Exercise prompt |
From the entries, filter out every line that lacks "available" and copy the rest.

Recorded data |
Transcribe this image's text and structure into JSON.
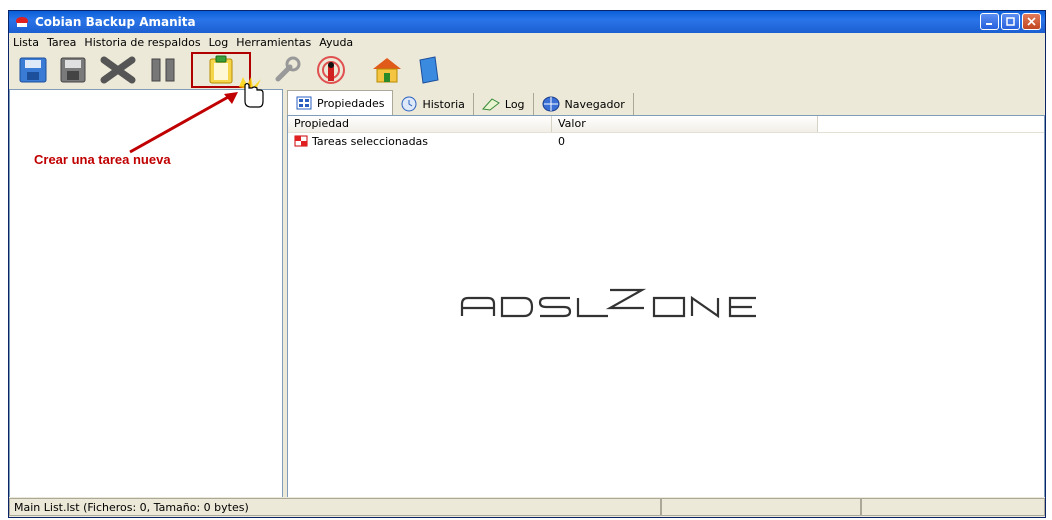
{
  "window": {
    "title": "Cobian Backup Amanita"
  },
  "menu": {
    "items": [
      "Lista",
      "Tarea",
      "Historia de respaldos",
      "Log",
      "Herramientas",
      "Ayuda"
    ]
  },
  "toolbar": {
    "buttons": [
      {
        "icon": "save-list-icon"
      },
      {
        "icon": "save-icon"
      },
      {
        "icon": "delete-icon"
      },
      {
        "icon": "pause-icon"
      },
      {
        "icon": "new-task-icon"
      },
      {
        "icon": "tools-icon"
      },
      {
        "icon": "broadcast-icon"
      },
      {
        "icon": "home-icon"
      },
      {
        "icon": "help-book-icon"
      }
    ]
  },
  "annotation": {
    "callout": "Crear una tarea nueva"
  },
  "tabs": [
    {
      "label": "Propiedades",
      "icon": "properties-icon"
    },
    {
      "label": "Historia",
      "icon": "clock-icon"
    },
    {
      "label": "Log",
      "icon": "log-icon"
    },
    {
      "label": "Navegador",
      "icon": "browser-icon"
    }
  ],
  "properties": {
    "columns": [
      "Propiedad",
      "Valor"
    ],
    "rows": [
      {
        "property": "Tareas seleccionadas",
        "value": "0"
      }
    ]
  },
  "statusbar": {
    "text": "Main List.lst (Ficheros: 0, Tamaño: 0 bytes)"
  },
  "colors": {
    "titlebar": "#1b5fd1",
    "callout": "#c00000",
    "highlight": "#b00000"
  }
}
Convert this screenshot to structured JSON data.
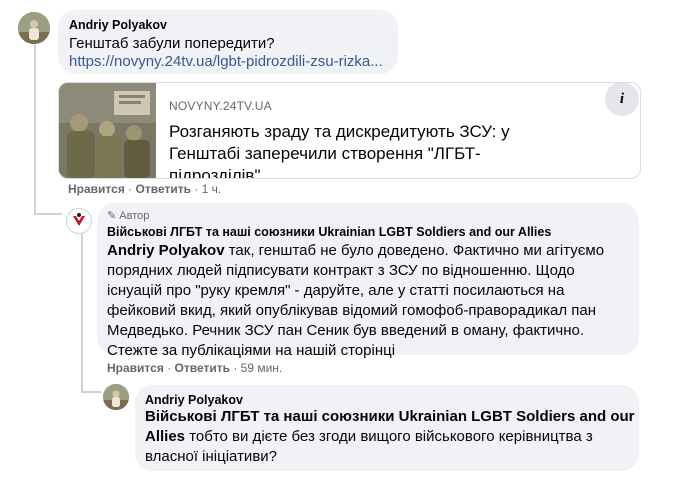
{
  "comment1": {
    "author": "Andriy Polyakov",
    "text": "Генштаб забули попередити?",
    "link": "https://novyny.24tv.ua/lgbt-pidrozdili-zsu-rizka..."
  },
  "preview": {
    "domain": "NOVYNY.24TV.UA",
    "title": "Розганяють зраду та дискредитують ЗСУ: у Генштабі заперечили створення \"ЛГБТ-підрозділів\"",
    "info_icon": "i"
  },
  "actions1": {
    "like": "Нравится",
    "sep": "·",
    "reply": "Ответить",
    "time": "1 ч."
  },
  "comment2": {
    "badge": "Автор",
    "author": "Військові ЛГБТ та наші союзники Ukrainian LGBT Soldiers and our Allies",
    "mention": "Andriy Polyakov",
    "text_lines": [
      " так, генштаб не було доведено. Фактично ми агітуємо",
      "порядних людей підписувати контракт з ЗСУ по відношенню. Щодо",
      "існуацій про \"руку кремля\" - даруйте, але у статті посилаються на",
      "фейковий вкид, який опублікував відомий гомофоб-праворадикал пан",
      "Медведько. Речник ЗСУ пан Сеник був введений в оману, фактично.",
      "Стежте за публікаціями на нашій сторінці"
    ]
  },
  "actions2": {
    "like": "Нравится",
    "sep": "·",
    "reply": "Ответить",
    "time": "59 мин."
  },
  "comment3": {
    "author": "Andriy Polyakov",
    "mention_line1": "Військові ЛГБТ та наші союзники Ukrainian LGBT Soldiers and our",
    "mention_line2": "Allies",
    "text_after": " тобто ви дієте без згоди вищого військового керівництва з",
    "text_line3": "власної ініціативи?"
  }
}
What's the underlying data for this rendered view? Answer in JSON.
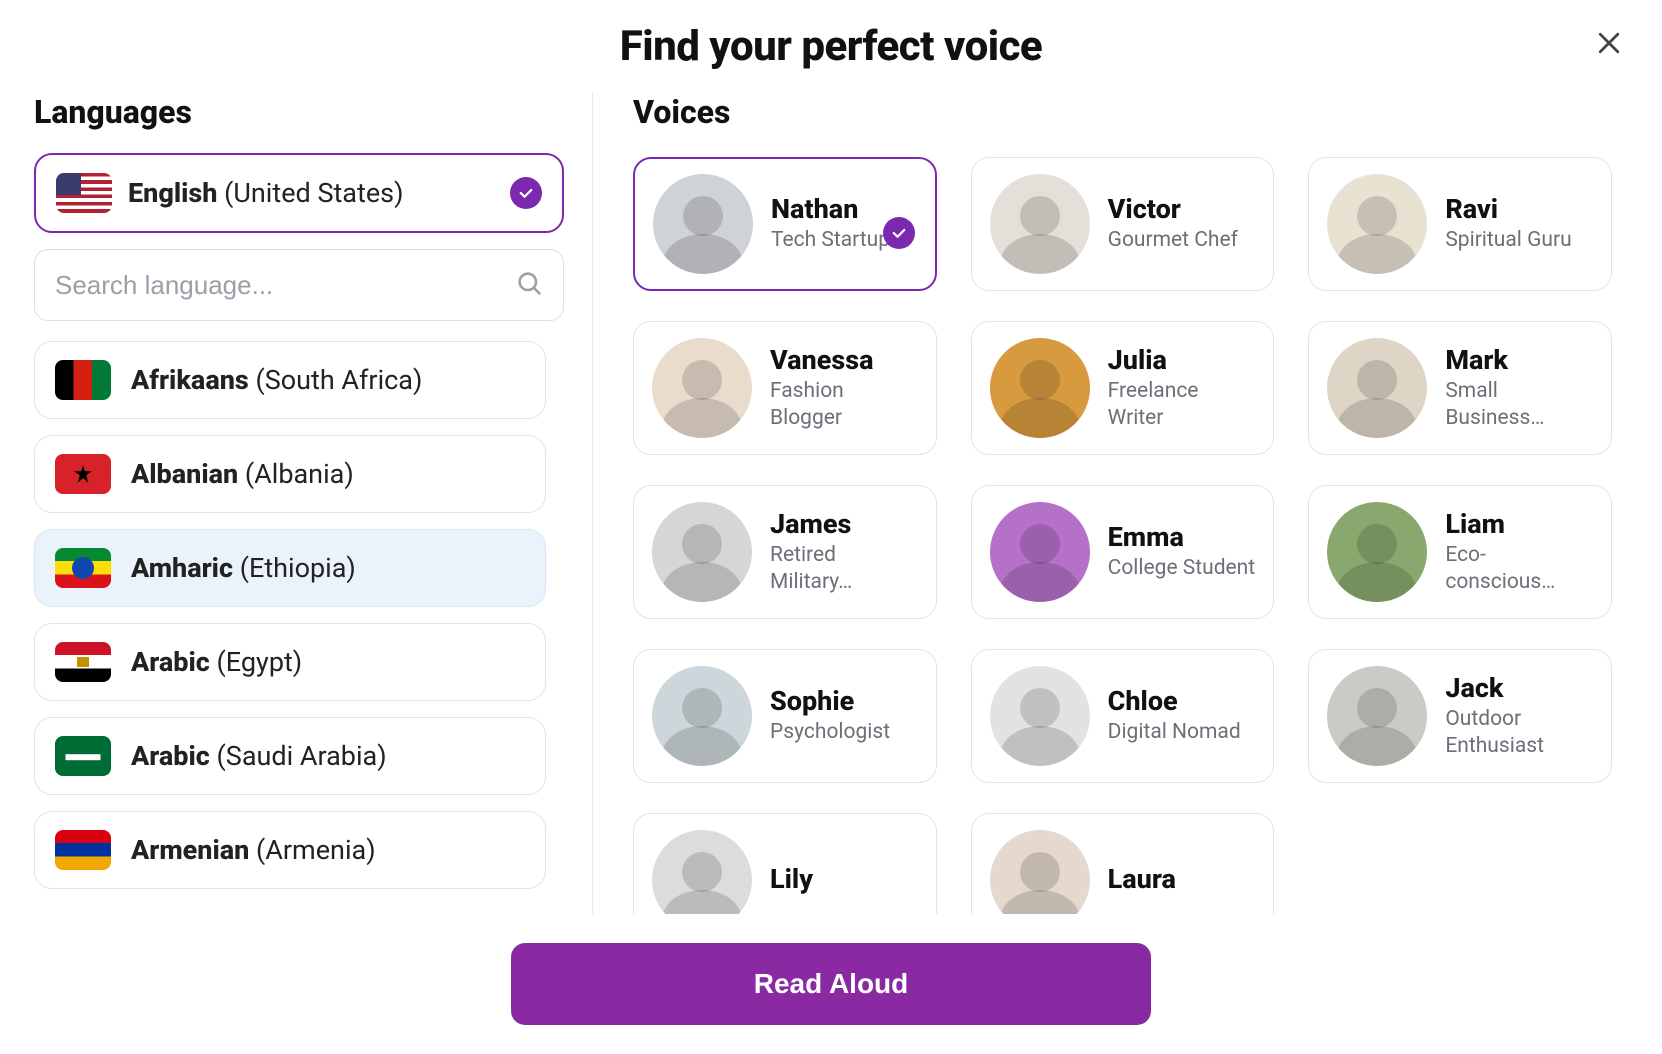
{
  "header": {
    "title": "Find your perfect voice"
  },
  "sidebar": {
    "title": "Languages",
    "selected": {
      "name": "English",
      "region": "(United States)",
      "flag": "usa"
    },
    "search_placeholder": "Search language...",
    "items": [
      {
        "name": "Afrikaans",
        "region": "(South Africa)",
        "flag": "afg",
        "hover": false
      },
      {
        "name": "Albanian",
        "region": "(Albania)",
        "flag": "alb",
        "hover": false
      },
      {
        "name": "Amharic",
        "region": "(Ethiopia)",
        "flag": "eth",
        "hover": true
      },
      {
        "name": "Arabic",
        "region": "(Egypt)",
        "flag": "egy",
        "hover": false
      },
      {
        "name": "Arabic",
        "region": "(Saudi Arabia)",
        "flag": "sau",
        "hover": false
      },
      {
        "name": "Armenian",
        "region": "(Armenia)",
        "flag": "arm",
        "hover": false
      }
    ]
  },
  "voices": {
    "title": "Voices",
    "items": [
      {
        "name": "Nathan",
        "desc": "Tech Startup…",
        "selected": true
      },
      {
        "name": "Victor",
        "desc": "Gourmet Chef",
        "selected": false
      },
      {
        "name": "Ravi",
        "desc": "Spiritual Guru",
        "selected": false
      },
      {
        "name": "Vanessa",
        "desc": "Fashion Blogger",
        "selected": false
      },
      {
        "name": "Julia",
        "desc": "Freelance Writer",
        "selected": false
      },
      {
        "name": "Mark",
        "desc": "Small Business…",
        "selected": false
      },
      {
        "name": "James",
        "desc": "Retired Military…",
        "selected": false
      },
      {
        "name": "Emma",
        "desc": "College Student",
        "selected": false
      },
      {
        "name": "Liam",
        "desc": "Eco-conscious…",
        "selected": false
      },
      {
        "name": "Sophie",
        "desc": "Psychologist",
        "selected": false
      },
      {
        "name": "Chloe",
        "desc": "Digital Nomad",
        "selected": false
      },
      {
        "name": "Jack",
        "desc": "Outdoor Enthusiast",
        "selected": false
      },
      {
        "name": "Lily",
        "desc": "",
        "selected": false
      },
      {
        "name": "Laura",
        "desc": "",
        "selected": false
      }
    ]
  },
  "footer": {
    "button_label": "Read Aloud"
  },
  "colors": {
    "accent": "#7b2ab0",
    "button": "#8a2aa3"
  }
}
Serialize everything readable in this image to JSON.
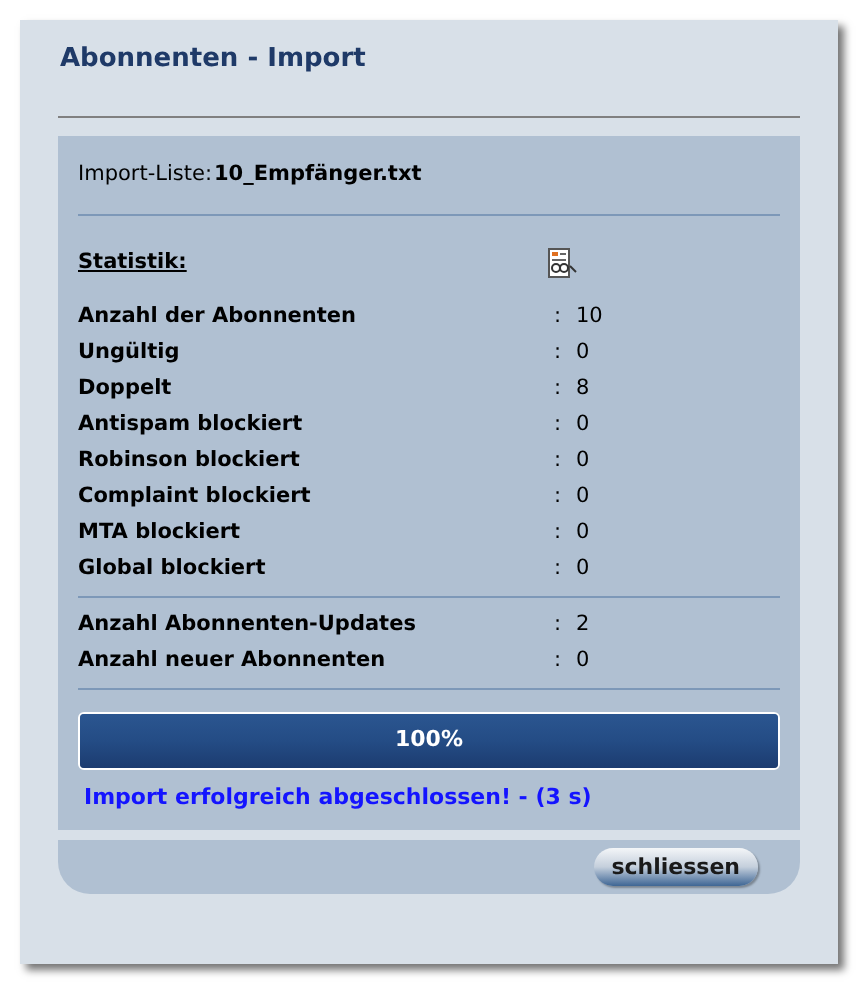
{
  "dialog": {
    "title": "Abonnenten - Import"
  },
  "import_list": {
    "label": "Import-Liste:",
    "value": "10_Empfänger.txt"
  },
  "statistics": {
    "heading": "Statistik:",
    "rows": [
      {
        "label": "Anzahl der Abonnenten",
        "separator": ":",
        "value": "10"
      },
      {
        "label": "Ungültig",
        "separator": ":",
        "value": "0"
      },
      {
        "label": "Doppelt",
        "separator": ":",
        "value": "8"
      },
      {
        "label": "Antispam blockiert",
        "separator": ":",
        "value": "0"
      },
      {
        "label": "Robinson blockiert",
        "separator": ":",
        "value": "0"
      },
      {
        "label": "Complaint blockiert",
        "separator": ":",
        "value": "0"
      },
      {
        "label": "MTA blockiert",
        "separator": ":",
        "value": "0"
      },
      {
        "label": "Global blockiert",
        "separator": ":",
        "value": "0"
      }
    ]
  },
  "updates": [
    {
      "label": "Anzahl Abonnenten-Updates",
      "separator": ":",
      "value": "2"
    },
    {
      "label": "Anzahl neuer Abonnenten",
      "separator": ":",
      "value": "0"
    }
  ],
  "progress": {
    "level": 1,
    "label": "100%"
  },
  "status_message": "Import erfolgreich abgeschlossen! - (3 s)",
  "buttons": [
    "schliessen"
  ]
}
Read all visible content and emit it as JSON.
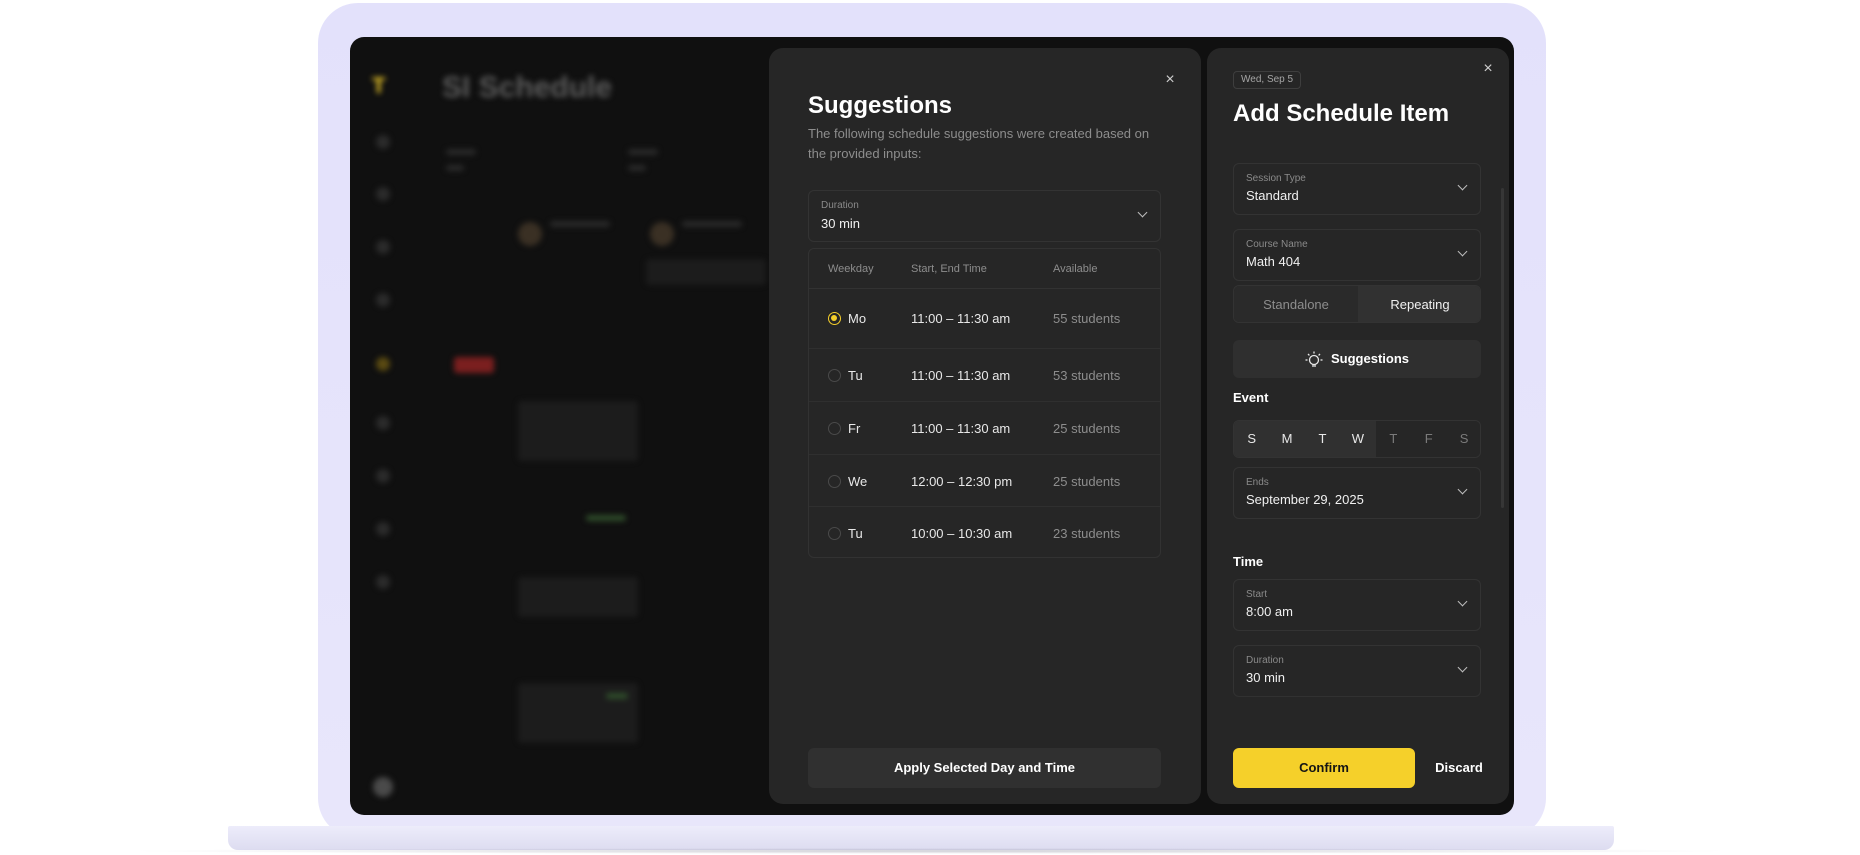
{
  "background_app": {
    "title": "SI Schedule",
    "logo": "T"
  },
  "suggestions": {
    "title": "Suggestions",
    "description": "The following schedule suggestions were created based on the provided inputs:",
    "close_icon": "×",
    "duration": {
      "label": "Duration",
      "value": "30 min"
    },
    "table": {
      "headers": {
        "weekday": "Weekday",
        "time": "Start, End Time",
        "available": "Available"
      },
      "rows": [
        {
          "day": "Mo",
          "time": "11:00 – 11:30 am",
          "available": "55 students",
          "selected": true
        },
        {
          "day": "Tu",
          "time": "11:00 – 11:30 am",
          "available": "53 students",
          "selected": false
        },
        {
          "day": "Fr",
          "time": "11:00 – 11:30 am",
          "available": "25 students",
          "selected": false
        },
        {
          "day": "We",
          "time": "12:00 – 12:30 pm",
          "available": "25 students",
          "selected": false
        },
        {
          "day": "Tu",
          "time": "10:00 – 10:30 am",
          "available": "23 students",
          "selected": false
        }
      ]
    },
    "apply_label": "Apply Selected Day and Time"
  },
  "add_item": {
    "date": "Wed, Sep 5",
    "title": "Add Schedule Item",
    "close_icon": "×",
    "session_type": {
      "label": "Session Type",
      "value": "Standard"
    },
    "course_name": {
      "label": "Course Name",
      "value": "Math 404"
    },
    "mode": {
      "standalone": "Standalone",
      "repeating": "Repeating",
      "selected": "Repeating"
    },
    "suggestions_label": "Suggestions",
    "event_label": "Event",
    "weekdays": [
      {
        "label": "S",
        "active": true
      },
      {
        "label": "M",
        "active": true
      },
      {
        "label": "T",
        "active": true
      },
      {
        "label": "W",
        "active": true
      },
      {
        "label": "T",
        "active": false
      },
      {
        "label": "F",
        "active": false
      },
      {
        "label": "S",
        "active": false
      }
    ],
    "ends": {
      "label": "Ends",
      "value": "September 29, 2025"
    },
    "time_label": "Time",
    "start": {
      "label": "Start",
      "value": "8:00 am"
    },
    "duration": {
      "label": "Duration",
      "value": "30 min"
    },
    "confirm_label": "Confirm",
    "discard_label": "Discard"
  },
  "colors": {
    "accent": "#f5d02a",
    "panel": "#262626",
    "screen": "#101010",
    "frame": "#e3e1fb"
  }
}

Expected answer |
        "available": "Available"
          "available": "55 students",
          "available": "53 students",
          "available": "25 students",
          "available": "25 students",
          "available": "23 students",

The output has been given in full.